Items from a dataset
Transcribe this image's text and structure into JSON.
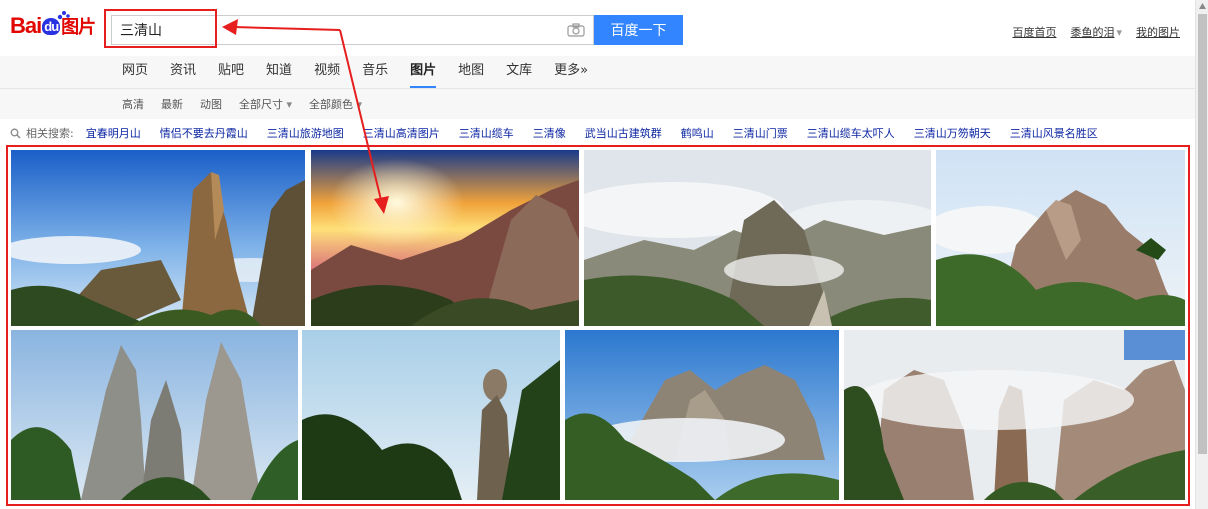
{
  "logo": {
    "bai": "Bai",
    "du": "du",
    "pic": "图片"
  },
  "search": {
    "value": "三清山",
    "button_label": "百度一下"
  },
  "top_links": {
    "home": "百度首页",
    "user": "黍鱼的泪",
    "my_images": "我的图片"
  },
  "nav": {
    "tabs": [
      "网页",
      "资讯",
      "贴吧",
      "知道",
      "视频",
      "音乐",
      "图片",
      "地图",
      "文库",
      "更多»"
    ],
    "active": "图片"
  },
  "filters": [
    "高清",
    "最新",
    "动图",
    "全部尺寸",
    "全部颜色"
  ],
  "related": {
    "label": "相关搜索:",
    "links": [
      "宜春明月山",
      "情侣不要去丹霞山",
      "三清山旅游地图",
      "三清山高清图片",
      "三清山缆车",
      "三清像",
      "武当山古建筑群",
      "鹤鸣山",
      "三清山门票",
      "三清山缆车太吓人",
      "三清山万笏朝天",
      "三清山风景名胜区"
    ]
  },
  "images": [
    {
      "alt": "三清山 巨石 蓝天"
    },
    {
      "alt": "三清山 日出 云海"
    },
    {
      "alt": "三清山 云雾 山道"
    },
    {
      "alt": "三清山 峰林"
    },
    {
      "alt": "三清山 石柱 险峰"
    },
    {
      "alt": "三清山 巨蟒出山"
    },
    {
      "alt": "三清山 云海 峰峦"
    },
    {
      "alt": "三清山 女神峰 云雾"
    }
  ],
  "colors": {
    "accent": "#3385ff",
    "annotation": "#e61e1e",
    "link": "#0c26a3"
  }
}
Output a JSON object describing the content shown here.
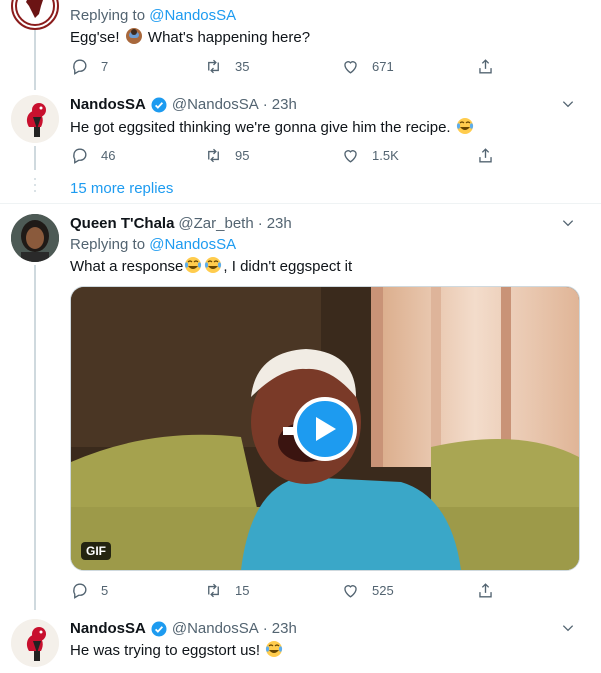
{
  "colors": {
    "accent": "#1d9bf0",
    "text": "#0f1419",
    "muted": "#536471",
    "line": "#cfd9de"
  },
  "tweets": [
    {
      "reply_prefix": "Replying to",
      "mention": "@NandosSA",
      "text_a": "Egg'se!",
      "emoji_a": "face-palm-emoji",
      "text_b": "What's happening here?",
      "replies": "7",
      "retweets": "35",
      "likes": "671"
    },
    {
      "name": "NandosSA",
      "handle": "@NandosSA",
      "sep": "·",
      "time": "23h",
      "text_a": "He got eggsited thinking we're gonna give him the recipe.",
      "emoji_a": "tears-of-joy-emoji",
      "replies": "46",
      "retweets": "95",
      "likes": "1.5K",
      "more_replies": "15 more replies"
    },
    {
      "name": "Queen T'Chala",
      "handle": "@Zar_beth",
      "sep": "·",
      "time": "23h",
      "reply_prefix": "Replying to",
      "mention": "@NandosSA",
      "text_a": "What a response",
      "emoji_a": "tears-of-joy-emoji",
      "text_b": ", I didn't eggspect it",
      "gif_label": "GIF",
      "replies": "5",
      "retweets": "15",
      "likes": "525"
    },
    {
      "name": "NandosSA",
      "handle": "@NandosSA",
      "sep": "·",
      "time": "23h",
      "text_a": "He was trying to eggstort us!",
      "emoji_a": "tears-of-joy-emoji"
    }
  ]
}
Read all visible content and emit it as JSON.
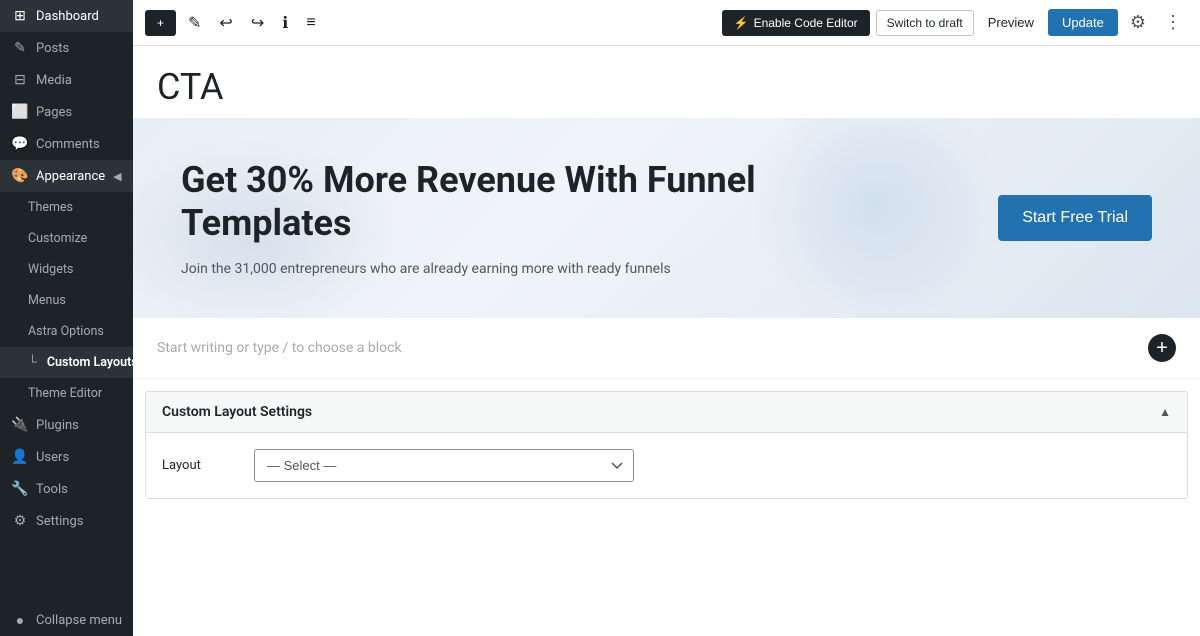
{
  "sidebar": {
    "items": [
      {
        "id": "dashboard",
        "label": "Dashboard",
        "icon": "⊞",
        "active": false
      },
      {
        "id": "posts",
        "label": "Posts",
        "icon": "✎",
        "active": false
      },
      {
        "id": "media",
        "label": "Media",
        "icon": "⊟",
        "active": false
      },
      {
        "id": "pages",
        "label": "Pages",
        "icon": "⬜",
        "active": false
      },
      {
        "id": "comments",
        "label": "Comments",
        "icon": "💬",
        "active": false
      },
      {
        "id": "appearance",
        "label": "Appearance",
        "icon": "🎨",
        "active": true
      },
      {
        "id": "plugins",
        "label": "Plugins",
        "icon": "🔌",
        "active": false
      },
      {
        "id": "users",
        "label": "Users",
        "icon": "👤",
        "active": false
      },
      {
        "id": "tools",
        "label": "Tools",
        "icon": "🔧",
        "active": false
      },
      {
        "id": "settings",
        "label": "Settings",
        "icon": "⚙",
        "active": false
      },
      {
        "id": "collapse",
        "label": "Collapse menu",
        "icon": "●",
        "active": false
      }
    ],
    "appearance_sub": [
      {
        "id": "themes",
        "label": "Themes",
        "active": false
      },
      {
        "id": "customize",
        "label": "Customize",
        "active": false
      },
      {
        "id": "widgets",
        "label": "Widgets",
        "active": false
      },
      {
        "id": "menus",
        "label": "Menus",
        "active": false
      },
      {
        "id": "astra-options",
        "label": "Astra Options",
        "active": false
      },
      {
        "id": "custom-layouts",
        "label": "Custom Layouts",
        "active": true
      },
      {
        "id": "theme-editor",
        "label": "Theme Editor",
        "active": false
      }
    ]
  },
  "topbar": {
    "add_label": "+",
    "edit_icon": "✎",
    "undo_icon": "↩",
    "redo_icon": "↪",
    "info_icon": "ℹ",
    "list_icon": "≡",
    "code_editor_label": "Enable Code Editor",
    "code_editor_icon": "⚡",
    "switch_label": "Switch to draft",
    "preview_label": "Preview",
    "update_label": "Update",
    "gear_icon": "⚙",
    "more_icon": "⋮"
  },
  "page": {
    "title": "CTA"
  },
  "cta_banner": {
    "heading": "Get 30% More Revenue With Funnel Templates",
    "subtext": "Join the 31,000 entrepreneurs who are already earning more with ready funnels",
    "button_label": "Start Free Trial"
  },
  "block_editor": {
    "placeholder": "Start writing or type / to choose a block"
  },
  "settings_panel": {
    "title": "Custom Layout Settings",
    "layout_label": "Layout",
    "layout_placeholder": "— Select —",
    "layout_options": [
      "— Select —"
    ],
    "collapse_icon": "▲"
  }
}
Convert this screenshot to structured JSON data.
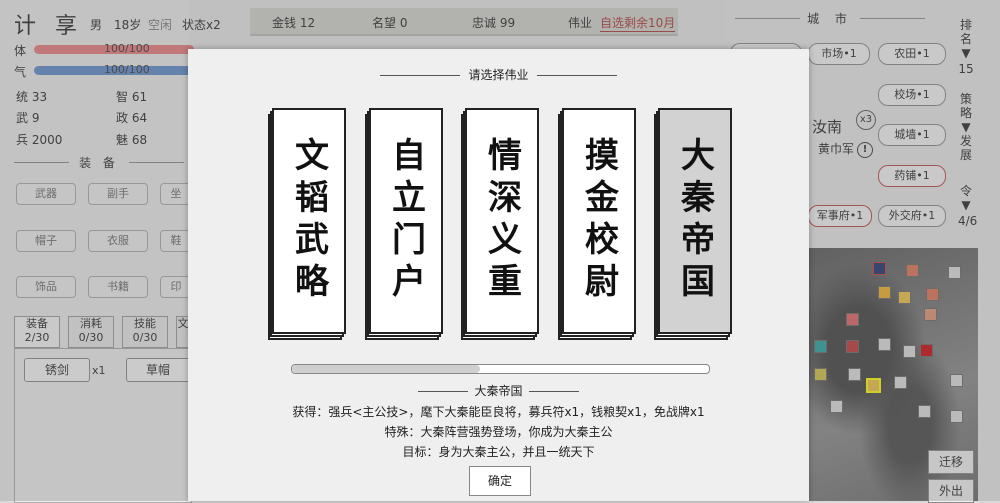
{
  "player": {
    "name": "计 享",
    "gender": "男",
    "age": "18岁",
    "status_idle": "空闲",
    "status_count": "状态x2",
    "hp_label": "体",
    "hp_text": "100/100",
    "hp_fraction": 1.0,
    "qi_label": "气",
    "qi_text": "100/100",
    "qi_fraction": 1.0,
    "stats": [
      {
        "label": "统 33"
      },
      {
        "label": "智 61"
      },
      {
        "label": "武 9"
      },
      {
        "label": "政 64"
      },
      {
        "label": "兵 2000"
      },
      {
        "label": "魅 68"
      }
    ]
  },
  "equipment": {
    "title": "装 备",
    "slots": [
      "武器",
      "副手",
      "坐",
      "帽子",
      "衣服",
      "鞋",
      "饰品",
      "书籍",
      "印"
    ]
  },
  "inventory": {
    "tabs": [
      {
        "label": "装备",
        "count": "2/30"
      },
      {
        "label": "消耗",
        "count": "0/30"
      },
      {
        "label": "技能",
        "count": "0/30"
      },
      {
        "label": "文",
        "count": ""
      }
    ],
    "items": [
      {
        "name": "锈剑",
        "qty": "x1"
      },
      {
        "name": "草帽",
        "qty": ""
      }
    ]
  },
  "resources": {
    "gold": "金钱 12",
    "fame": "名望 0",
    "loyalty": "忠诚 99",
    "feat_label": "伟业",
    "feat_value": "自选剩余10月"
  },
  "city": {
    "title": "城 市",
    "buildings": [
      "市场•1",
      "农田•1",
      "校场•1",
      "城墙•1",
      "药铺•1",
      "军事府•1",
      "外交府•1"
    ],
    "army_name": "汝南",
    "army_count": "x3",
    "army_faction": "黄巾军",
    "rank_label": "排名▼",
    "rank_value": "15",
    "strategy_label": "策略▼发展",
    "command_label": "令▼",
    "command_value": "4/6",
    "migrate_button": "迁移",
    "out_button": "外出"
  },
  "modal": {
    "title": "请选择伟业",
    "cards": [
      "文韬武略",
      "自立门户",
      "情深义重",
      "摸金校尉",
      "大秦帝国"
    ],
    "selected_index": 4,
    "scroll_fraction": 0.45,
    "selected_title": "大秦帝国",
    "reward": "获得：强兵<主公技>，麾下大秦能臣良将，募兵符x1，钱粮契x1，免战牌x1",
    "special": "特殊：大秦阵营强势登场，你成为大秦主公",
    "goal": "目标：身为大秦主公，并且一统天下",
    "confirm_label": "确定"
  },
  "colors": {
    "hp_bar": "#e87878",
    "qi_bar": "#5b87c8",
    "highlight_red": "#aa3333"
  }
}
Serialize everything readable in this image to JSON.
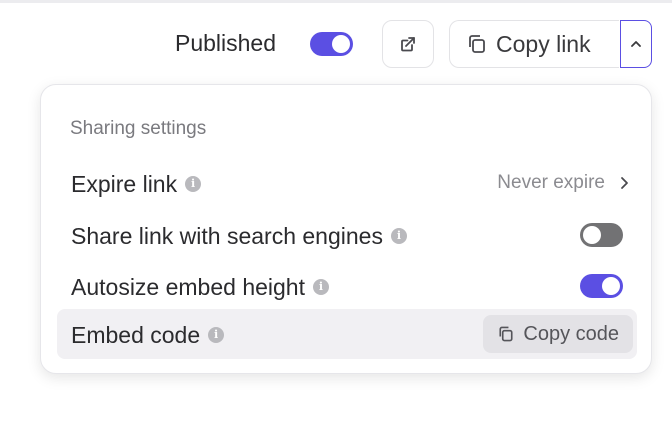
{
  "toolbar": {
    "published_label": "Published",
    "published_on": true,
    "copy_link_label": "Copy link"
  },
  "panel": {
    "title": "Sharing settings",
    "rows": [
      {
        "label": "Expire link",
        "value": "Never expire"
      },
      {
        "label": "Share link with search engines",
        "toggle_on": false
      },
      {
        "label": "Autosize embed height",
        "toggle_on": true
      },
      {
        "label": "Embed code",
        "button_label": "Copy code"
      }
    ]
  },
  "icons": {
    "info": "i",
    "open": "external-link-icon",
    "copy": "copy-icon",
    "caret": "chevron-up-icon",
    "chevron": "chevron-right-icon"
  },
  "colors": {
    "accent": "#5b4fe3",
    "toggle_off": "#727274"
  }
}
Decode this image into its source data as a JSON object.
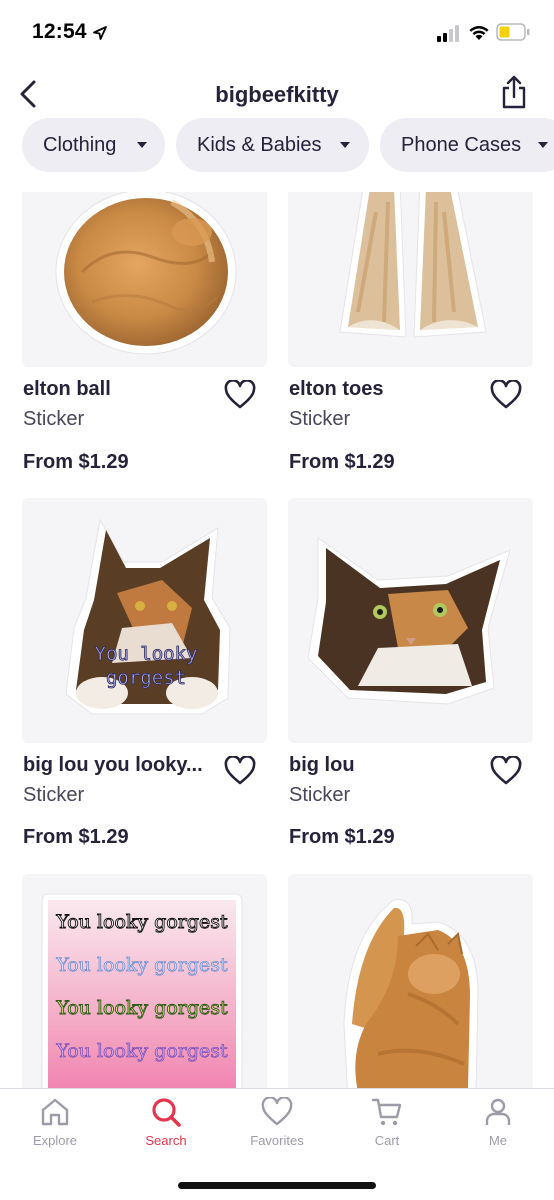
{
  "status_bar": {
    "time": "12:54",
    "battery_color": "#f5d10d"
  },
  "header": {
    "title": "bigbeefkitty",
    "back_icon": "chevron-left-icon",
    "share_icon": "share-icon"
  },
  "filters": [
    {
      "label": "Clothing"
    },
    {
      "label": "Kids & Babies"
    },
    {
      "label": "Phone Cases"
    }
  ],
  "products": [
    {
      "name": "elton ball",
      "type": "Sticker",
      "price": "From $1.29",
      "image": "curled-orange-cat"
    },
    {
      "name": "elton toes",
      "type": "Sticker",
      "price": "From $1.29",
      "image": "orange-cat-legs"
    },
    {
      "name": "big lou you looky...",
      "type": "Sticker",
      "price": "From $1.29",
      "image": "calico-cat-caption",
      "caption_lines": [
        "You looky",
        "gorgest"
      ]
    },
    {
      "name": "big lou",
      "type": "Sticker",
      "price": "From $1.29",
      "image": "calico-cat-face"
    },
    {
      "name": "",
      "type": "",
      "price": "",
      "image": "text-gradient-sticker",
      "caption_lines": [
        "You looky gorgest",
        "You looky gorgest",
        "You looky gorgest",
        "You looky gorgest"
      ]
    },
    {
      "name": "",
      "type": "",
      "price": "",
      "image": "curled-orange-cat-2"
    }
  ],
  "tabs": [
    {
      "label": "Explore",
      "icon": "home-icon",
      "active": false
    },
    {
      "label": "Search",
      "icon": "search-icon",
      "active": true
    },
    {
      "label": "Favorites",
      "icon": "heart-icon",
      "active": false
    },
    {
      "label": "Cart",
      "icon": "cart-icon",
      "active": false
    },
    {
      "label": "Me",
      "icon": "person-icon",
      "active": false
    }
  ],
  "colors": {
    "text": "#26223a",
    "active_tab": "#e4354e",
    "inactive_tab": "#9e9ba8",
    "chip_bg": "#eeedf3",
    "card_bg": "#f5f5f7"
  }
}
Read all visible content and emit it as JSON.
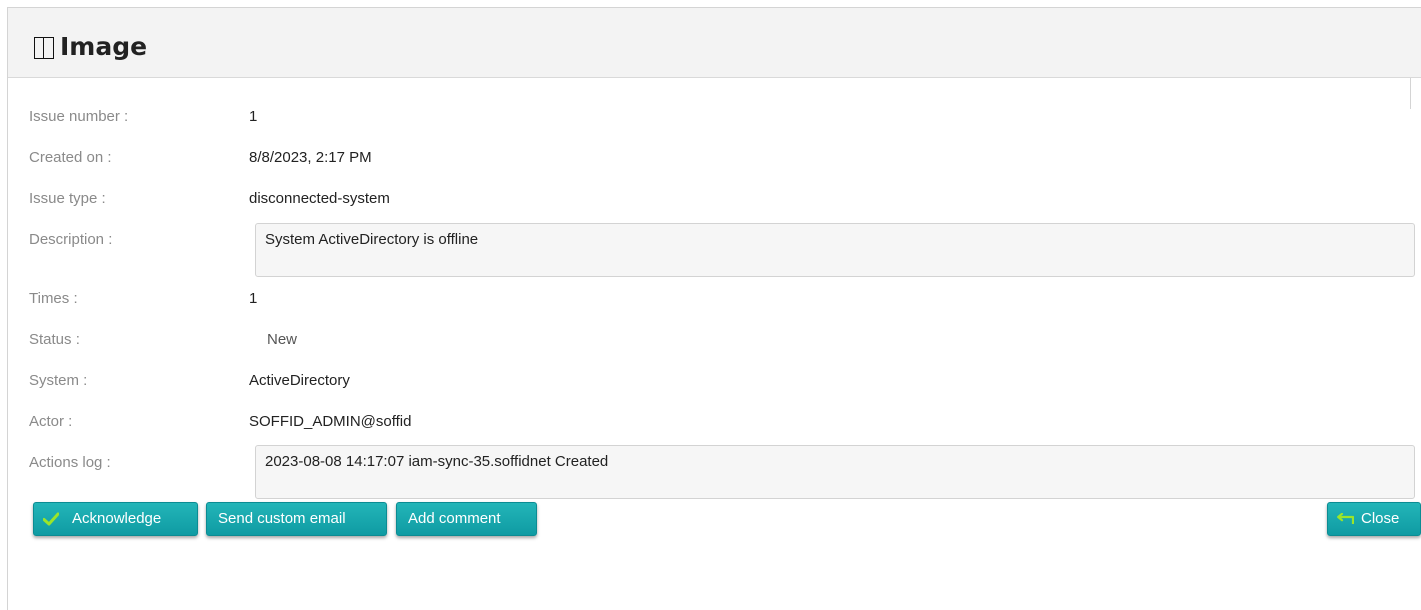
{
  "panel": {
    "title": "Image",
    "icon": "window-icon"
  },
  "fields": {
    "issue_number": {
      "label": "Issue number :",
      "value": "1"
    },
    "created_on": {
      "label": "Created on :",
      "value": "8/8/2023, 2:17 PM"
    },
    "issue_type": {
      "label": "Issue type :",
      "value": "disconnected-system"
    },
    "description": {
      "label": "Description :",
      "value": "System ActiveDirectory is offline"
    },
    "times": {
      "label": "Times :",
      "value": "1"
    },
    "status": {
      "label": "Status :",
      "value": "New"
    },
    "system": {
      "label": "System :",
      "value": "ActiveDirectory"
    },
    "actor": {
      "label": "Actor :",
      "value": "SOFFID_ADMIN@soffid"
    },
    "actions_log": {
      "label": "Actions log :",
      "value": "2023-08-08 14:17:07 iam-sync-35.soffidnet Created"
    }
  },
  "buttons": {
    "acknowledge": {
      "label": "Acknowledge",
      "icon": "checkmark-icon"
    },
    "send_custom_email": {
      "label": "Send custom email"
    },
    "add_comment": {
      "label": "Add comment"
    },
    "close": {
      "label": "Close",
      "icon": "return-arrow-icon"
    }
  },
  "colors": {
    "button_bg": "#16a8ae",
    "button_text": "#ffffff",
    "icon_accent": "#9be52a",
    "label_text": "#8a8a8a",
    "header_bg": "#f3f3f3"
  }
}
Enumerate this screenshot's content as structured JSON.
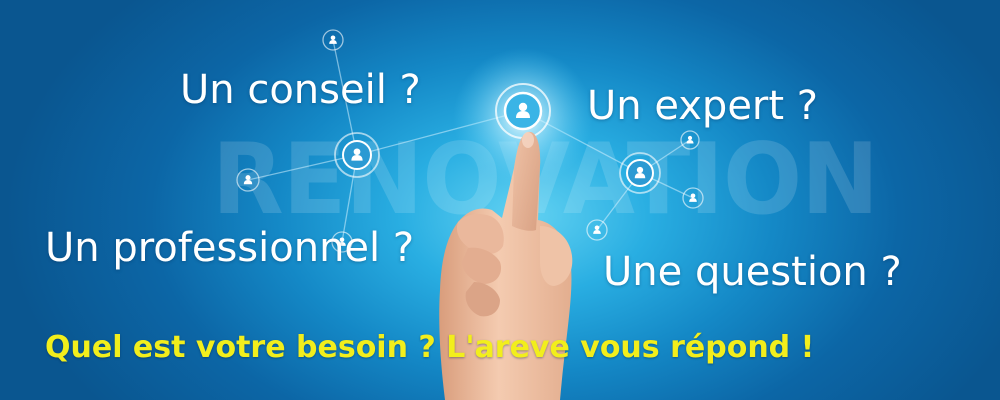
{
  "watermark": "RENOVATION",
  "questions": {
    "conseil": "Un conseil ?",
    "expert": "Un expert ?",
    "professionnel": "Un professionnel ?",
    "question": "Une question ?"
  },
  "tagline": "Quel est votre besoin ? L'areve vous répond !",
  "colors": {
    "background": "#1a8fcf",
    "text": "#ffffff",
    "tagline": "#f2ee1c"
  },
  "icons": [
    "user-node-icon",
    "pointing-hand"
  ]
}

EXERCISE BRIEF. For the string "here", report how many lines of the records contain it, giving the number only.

TASK SOLUTION. 2